(Beginning of Data provided)
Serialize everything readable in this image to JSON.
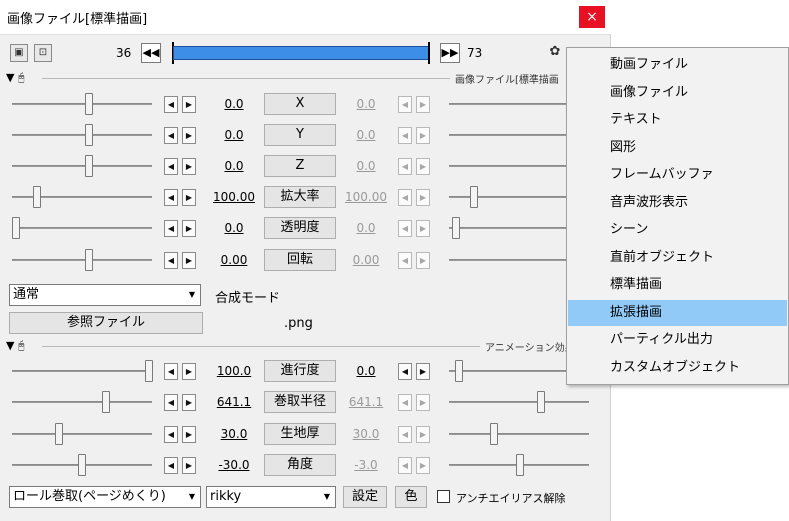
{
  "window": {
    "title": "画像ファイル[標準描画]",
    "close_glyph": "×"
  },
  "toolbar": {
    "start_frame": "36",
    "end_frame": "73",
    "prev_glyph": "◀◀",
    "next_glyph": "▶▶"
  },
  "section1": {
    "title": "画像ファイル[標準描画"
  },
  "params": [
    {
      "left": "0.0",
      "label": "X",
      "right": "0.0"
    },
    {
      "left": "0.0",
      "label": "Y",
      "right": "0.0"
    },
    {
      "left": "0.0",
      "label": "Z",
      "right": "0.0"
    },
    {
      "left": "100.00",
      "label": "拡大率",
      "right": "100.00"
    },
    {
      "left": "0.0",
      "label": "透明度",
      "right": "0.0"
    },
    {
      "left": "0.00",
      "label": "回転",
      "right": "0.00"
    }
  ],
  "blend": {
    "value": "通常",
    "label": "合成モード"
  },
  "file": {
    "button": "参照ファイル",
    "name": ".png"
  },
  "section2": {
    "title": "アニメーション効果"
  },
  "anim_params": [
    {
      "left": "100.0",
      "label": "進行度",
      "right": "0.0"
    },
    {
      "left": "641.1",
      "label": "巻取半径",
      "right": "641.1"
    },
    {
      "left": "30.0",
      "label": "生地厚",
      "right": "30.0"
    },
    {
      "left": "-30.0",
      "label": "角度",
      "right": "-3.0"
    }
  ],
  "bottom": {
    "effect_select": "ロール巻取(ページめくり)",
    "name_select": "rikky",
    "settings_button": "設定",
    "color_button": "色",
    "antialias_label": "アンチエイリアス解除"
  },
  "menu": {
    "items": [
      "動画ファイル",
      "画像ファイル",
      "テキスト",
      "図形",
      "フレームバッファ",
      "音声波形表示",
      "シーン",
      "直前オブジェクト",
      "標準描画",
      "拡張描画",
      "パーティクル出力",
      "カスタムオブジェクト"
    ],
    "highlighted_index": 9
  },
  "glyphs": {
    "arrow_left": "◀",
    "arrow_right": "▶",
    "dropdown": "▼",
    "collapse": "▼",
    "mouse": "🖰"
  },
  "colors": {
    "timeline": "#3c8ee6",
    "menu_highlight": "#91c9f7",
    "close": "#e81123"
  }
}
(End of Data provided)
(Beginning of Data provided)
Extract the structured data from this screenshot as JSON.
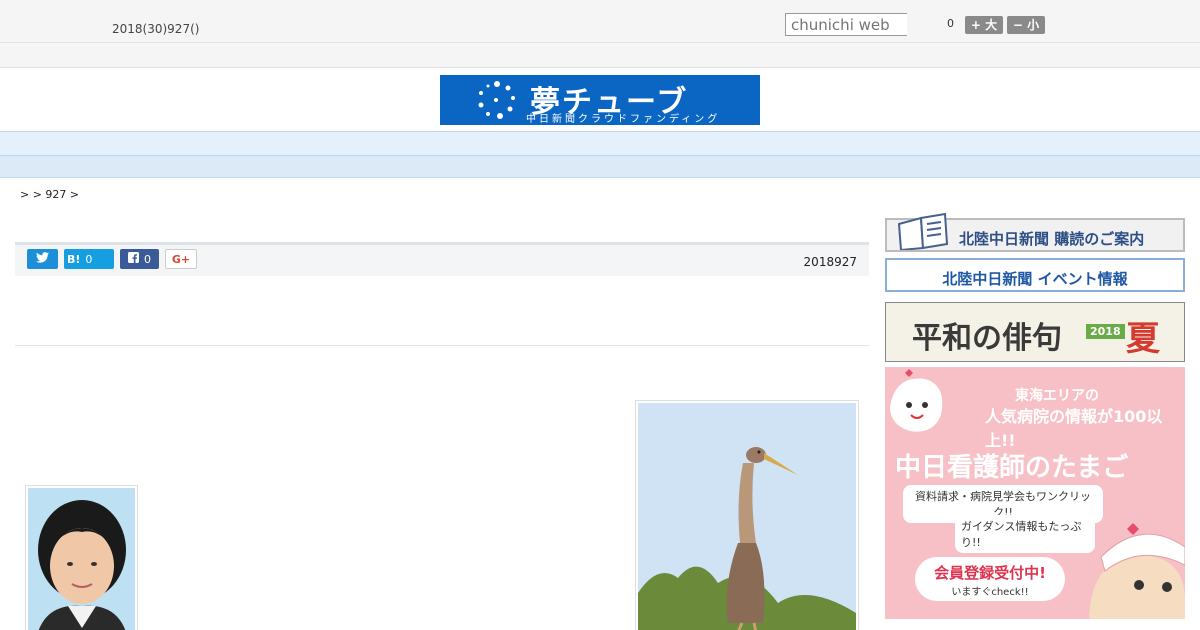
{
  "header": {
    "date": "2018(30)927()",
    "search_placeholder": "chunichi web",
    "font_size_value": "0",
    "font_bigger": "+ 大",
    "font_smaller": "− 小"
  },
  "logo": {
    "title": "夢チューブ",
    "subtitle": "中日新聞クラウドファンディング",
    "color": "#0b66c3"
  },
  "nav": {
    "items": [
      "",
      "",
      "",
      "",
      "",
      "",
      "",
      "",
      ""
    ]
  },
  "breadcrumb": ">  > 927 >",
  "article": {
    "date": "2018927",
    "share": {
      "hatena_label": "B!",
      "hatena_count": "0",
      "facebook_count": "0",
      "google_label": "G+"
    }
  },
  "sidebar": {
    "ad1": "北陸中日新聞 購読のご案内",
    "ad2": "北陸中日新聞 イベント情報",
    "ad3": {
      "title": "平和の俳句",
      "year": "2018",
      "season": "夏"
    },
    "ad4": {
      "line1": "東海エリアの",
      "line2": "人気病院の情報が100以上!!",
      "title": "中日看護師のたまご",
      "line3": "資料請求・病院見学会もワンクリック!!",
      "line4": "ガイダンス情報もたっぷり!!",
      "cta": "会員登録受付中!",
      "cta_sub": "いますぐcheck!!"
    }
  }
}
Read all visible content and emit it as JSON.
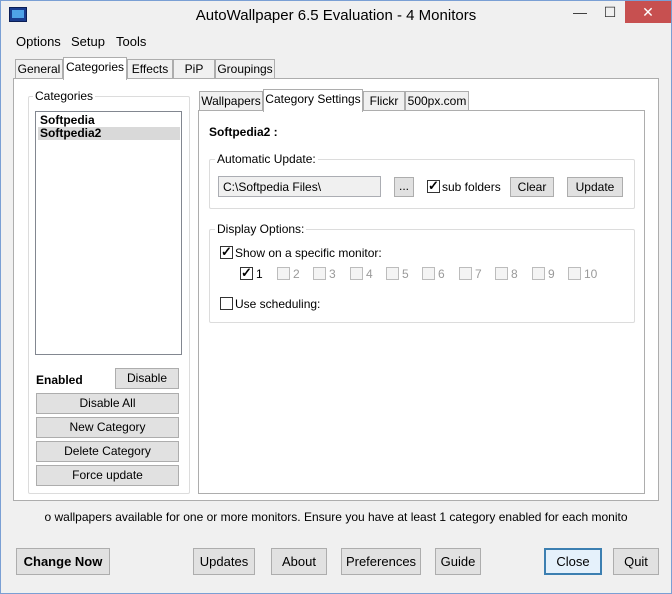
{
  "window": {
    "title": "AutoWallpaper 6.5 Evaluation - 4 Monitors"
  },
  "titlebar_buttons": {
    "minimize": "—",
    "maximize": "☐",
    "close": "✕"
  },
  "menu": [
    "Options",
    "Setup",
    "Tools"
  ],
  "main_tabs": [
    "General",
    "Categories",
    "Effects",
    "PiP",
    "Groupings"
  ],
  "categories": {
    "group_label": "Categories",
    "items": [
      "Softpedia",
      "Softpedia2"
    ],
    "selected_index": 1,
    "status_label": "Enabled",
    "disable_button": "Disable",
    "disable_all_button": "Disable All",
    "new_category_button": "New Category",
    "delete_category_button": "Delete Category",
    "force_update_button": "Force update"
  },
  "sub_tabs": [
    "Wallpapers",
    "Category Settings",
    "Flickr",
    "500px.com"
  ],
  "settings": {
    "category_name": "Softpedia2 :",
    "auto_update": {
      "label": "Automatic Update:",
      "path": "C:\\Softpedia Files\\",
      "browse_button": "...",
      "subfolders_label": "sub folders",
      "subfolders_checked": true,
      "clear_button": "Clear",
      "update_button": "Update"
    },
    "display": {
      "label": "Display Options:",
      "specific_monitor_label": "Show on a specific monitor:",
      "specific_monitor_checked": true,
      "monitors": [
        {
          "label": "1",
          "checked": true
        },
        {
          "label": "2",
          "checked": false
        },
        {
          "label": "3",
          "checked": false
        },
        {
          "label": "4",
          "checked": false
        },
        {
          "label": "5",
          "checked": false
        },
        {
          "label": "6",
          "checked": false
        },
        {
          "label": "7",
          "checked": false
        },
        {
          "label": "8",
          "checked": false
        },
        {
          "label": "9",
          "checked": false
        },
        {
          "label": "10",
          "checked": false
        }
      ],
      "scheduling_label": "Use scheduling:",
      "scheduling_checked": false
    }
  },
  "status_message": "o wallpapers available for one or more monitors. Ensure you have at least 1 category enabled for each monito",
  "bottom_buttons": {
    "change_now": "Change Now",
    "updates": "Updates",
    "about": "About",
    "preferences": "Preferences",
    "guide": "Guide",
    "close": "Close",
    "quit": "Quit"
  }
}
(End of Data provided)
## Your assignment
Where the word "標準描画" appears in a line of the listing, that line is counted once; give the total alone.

## Task output
3